(EXERCISE PROMPT)
Out of the data below, copy every line with the string "signalizace".

Dataset items
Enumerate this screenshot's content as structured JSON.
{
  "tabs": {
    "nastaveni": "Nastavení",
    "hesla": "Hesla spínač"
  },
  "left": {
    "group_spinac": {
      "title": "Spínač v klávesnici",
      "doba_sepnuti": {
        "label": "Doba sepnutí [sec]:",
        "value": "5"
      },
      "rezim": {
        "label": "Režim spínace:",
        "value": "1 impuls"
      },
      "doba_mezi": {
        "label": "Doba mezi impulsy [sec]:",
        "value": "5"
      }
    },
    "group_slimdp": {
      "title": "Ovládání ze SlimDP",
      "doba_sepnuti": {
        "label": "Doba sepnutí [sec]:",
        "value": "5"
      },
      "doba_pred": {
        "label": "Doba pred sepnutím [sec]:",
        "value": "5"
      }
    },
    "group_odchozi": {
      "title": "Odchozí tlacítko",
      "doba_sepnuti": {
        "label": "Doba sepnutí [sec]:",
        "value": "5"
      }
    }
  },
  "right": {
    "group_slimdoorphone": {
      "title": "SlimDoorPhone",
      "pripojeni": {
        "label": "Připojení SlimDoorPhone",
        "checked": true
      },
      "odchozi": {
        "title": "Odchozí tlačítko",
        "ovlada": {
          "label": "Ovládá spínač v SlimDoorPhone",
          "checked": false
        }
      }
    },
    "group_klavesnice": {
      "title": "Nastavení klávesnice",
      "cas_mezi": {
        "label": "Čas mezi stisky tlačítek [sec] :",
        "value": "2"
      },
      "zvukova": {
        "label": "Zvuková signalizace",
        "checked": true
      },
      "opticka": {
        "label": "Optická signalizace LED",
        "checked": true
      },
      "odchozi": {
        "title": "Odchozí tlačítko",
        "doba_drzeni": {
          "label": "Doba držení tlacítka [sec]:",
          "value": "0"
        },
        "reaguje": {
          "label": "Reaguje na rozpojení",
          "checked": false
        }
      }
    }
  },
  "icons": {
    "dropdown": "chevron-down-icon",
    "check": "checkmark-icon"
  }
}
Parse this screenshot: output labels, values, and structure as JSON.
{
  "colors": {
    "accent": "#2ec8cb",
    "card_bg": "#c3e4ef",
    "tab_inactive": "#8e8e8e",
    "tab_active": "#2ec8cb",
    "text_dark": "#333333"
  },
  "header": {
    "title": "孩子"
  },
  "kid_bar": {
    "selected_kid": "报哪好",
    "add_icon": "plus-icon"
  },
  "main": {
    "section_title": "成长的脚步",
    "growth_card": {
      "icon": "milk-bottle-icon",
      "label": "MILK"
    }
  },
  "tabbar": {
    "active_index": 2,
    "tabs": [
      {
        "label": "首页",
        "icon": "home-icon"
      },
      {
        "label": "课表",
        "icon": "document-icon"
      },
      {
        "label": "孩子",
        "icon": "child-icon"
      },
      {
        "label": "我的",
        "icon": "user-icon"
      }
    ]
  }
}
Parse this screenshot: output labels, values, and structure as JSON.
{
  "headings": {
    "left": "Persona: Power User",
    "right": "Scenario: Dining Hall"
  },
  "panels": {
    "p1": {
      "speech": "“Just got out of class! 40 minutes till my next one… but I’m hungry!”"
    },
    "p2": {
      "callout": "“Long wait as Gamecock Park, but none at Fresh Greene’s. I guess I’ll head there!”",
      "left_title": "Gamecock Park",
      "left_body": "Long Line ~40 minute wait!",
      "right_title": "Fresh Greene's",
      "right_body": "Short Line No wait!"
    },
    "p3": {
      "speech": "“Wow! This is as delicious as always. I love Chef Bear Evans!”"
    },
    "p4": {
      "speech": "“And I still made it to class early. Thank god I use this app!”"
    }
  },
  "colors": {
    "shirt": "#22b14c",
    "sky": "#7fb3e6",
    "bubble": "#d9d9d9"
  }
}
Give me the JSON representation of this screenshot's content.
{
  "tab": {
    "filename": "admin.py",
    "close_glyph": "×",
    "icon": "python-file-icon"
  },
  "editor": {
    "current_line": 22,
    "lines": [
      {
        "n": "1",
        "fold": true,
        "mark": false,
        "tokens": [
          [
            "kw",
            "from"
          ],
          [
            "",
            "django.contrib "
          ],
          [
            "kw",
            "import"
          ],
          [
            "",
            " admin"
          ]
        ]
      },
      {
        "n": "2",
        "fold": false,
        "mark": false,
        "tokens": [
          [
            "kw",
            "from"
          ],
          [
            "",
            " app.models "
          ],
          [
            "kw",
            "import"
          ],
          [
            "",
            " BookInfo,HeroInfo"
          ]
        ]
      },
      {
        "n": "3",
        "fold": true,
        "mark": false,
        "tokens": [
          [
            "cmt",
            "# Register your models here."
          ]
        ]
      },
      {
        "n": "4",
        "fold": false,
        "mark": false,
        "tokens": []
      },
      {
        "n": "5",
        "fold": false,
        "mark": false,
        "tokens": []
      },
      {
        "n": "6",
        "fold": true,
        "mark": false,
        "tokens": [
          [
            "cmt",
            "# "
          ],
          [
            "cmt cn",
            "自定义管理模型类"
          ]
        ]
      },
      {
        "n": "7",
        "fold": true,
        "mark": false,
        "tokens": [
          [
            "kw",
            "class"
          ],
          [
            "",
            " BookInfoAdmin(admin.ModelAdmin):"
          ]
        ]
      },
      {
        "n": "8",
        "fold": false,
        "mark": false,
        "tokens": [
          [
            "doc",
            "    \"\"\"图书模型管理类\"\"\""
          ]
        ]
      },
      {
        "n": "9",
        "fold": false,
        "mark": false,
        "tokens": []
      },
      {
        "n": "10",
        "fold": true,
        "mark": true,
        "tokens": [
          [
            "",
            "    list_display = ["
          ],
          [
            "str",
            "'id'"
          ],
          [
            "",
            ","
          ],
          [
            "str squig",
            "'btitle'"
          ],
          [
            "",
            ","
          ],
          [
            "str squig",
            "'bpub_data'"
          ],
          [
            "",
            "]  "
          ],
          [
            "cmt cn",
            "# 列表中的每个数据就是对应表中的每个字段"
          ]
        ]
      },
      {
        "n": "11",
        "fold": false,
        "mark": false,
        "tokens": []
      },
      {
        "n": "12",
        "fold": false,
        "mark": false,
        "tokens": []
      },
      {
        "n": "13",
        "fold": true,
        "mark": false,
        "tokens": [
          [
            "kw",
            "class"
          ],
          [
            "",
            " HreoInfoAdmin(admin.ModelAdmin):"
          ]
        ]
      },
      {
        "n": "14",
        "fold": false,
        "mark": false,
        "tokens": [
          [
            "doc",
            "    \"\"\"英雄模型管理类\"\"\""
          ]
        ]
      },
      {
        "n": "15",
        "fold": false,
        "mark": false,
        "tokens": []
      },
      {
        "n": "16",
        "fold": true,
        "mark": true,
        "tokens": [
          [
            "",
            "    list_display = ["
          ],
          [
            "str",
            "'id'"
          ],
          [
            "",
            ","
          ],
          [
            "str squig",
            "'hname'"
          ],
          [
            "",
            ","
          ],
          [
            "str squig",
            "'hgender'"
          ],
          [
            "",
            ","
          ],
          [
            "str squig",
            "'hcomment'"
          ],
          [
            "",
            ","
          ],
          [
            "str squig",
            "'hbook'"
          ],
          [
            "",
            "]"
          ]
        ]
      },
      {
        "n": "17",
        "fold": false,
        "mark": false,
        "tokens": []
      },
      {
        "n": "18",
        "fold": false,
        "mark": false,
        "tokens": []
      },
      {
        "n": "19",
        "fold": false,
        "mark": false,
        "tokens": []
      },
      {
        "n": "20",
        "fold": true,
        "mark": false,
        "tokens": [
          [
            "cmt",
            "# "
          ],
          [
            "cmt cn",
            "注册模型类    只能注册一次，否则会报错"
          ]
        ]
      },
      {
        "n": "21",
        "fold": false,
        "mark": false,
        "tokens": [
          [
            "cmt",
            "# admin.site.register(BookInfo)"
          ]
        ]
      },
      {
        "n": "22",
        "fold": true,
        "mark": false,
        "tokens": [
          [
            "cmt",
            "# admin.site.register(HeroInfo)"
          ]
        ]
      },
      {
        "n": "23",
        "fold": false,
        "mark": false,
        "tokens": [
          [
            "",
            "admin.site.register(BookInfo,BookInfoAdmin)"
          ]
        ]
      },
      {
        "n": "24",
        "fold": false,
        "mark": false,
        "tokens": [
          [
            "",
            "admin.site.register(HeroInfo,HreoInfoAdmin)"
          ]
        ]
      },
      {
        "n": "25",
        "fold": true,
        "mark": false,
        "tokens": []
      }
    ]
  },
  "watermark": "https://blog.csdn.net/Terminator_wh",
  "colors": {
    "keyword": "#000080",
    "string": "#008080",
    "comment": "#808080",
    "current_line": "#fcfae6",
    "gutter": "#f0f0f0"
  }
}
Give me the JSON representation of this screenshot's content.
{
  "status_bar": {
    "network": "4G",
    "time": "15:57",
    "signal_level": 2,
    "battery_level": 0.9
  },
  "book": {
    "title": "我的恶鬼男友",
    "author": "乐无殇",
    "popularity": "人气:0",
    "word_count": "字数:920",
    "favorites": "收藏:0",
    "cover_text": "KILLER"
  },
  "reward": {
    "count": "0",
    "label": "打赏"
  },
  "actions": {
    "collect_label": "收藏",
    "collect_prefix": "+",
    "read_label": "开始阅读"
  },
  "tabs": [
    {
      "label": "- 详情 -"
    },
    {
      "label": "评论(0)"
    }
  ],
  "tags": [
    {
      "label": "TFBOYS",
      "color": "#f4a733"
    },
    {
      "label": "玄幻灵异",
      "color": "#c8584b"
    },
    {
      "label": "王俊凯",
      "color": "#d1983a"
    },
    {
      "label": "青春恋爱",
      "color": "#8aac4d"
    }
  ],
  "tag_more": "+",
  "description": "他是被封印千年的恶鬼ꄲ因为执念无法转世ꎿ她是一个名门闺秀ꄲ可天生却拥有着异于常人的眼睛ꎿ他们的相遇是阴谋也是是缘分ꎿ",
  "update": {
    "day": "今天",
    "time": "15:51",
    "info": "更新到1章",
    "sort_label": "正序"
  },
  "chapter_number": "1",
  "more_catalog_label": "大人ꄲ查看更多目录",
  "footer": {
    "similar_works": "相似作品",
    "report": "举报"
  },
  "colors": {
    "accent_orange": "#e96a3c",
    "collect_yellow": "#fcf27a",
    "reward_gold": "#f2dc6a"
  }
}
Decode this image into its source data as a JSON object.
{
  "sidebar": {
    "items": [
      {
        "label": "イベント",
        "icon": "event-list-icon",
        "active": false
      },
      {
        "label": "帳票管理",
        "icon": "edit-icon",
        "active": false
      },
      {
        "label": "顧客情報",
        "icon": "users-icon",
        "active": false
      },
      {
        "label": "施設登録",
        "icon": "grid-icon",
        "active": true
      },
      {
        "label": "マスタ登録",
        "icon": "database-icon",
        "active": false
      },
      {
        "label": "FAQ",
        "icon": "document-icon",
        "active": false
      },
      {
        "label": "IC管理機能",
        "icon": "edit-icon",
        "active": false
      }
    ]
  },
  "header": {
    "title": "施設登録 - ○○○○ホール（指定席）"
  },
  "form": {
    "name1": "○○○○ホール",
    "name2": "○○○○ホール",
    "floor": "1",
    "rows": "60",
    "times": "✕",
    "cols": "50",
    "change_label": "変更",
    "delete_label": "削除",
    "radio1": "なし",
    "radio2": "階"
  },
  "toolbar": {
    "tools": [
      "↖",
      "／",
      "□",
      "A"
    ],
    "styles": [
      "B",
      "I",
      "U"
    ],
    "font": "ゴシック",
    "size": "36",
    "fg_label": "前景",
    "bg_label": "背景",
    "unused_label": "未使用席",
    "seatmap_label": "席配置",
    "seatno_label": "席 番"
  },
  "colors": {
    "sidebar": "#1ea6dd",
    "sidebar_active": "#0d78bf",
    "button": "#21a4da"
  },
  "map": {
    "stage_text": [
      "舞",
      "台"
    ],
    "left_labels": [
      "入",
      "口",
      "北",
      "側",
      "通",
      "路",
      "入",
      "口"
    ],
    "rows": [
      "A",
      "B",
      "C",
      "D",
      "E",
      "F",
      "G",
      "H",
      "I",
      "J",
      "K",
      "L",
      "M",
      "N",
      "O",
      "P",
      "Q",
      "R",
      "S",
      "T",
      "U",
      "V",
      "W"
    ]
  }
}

(EXERCISE SOLUTION)
        "label": "Zvuková signalizace",
        "label": "Optická signalizace LED",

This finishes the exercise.